A New Future for Feminism: Clinton’s Presidency (EDITORIAL)


Photo Credit: Olivia Rivas (photo of Hillary Clinton used with permission) and Nicole Browne (Achona Online)

Hillary was the first First Lady to have a postgraduate degree and to be elected as a senator.

Now that Hillary Clinton has come so far in the presidential election process, it may behoove girls at the Academy to think about what her presidency could mean for women as a whole throughout the United States. What would change?

Studies have shown that women are less represented in the United States government than men. However, American.edu proposes that the discrepancy in representation is not caused by women being viewed as unfavorable to voters, but simply is a result of less women wanting to run for office. While young boys have grown up with 44 examples to empower them to strive to be next leader of this country, girls lack firm evidence that a political career (especially one that will result in the presidency) is a possibility for them. Hillary Clinton could change that mentality for future generations. Girls will grow up knowing for certain that they can excel in politics, which may consequently result in more women running for office. This could be the next step in increasing the representation of women in the government.
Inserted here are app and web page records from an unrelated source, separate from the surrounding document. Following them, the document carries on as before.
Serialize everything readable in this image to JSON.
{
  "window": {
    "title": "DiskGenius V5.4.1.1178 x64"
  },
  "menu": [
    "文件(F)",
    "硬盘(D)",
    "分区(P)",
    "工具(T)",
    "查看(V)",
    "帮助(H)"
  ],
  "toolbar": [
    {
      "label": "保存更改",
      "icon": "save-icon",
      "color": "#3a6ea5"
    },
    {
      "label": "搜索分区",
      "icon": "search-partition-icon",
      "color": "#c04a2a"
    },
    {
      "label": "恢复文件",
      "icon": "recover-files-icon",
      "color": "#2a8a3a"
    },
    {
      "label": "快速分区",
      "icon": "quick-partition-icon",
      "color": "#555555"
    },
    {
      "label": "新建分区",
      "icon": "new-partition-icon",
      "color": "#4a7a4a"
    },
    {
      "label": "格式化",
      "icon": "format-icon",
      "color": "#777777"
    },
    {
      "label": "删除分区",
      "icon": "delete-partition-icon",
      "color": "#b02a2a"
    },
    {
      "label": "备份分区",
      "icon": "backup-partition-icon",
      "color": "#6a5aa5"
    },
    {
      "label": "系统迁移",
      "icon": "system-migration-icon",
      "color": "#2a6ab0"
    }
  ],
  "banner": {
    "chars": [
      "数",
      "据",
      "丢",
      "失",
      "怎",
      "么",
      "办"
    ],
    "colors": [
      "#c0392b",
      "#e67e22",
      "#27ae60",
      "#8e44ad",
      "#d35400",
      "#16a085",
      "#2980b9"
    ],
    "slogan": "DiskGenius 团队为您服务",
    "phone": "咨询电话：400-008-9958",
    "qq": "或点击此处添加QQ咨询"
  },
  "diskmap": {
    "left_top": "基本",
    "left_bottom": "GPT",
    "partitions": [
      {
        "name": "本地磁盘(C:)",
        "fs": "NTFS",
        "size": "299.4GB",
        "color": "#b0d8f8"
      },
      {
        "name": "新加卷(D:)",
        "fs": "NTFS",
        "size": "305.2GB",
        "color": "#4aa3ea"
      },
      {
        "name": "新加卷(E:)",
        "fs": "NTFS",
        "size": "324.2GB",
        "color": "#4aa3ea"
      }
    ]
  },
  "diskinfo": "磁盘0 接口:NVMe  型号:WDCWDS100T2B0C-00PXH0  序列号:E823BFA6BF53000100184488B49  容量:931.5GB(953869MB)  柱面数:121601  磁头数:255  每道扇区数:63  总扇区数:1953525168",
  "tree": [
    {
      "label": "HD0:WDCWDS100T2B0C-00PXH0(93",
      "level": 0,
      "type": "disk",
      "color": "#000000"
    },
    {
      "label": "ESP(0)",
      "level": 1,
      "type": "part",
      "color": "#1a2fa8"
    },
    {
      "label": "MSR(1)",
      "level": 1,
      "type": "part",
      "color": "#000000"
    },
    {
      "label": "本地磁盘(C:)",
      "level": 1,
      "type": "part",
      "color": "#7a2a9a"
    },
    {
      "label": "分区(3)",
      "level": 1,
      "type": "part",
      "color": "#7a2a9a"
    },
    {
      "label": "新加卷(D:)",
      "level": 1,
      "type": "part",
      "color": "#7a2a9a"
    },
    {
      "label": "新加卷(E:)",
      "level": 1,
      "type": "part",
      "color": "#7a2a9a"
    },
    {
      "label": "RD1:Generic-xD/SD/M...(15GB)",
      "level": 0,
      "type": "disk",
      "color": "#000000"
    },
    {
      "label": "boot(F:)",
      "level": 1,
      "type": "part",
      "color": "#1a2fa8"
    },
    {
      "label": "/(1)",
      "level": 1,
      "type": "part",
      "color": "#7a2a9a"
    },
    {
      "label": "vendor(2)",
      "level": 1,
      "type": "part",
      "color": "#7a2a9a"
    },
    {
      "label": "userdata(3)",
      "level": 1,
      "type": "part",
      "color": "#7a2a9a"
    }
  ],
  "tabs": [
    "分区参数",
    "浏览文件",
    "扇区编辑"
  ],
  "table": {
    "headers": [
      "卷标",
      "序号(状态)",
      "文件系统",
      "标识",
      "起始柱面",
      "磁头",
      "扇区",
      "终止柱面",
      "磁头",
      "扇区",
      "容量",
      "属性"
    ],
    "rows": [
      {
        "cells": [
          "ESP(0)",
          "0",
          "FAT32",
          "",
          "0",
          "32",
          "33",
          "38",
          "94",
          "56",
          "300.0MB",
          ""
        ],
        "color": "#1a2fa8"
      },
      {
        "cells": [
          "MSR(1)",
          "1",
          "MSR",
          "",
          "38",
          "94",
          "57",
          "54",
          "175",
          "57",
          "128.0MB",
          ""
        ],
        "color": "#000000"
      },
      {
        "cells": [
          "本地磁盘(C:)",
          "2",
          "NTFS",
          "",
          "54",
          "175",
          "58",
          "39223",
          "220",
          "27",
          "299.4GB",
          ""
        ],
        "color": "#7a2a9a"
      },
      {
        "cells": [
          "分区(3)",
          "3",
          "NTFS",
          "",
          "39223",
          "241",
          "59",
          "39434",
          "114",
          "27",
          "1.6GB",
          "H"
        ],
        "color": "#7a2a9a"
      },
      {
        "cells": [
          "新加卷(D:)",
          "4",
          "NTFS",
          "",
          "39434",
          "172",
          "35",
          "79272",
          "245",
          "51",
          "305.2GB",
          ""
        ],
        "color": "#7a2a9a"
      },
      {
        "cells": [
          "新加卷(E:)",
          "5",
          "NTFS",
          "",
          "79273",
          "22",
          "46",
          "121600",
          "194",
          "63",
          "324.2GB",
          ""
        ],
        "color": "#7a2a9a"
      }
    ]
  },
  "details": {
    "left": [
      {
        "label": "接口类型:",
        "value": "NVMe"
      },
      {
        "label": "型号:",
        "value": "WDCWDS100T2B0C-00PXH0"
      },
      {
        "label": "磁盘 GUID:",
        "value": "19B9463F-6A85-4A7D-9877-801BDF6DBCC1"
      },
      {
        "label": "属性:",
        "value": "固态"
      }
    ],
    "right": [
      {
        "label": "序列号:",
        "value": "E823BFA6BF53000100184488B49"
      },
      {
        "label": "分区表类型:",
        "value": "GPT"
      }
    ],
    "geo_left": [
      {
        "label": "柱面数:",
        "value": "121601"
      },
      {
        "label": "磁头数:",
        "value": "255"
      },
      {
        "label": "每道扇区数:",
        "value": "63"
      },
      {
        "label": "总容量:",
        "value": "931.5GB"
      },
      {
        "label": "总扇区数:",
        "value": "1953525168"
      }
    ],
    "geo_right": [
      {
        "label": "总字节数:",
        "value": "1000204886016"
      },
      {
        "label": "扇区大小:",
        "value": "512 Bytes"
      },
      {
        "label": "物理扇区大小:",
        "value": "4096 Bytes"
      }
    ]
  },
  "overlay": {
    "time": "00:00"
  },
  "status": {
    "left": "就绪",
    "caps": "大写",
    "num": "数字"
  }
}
Furthermore, although female leaders have never given the public reason to believe that they are incapable of making decisions due to “excessive emotion”, this idea has planted itself in the minds of many American citizens. An article by the Huffington Post quotes Erika Falk who suggests that the media has historically and to this day portrayed women  as “unviable, unnatural, and incompetent, and often ignores or belittles women instead of reporting their ideas and intent.” Once again women in this country need to prove to the world that they ARE capable. Clinton could be the one to do it on such a great scale that those who ever doubted women will never underestimate them again. And let’s be honest, if anyone has acted rash in this campaign it would be Trump.
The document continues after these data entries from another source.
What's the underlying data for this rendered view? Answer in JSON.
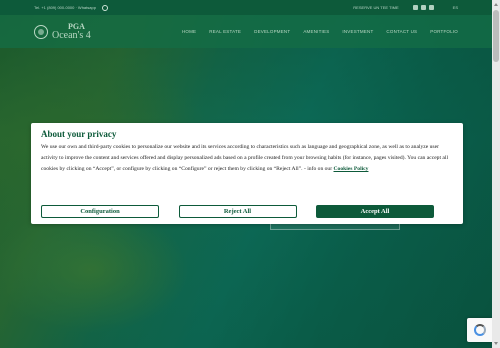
{
  "topbar": {
    "phone": "Tel. +1 (809) 000-0000 · Whatsapp",
    "booking": "RESERVE UN TEE TIME",
    "social_icons": [
      "facebook-icon",
      "instagram-icon",
      "youtube-icon"
    ],
    "language": "ES"
  },
  "header": {
    "logo_pga": "PGA",
    "logo_name": "Ocean's 4",
    "nav": [
      "HOME",
      "REAL ESTATE",
      "DEVELOPMENT",
      "AMENITIES",
      "INVESTMENT",
      "CONTACT US",
      "PORTFOLIO"
    ]
  },
  "privacy_modal": {
    "title": "About your privacy",
    "body_text": "We use our own and third-party cookies to personalize our website and its services according to characteristics such as language and geographical zone, as well as to analyze user activity to improve the content and services offered and display personalized ads based on a profile created from your browsing habits (for instance, pages visited). You can accept all cookies by clicking on “Accept”, or configure by clicking on “Configure” or reject them by clicking on “Reject All”. - info on our ",
    "policy_link": "Cookies Policy",
    "buttons": {
      "configuration": "Configuration",
      "reject": "Reject All",
      "accept": "Accept All"
    }
  },
  "colors": {
    "brand_green": "#0d5a3a",
    "modal_bg": "#ffffff"
  }
}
Hillary Clinton’s presidency is going to break the glass ceiling for women in the future who strive to be president. If elected, all Clinton has to do is not mess up monumentally. If she accomplishes this, the gateway for more women occupying the Oval Office will be opened for good. No longer will the citizens of the United States find it unconventional or strange to have a women running for office. Maybe then the media will finally focus more on their policy and suggestions for the country than what they look like or wear.

On another note, the president and the president’s spouse have traditionally been an example to the world of what the American ideal household looks like. In the past, that ideal has been one where the man has all the power and the important job, and the women takes up less important responsibilities. With Clinton as president, the world can finally see the truth about our country- that women can be and often are the member of the household with the influential job. For the first time, the US might have a “First Gentleman”. With this change, women throughout the country may be empowered to realize that their careers should not always come second to their spouses-for according to a story by CNN writer Sarah Jio, “It’s common for couples to place more emphasis on the man’s career.”

And finally, with a women in the Oval Office, the Equal Rights Amendment might finally be passed! The ERA simply affirms that the rights guaranteed under the Constitution are delegated to both males and females. It also states that Congress will have the power to enforce the amendment when necessary. Although this proposed amendment is nowhere near radical, it has never been ratified. In the past, this has been because it failed to be ratified by the required ¾ state legislatures before the deadline. If the bill is reintroduced, Clinton may be able to get the necessary momentum to finally ratify the amendment.

The real question is why a woman hasn’t been president before? For many, the idea of a female president seems like a new and exotic concept. However, countries such as Bolivia, Argentina, and Iceland (to name a few) all had female presidents in the 1900s. Perhaps the US needs to try something different, for if Clinton is elected it’ll be exciting to see where she takes the feminist movement.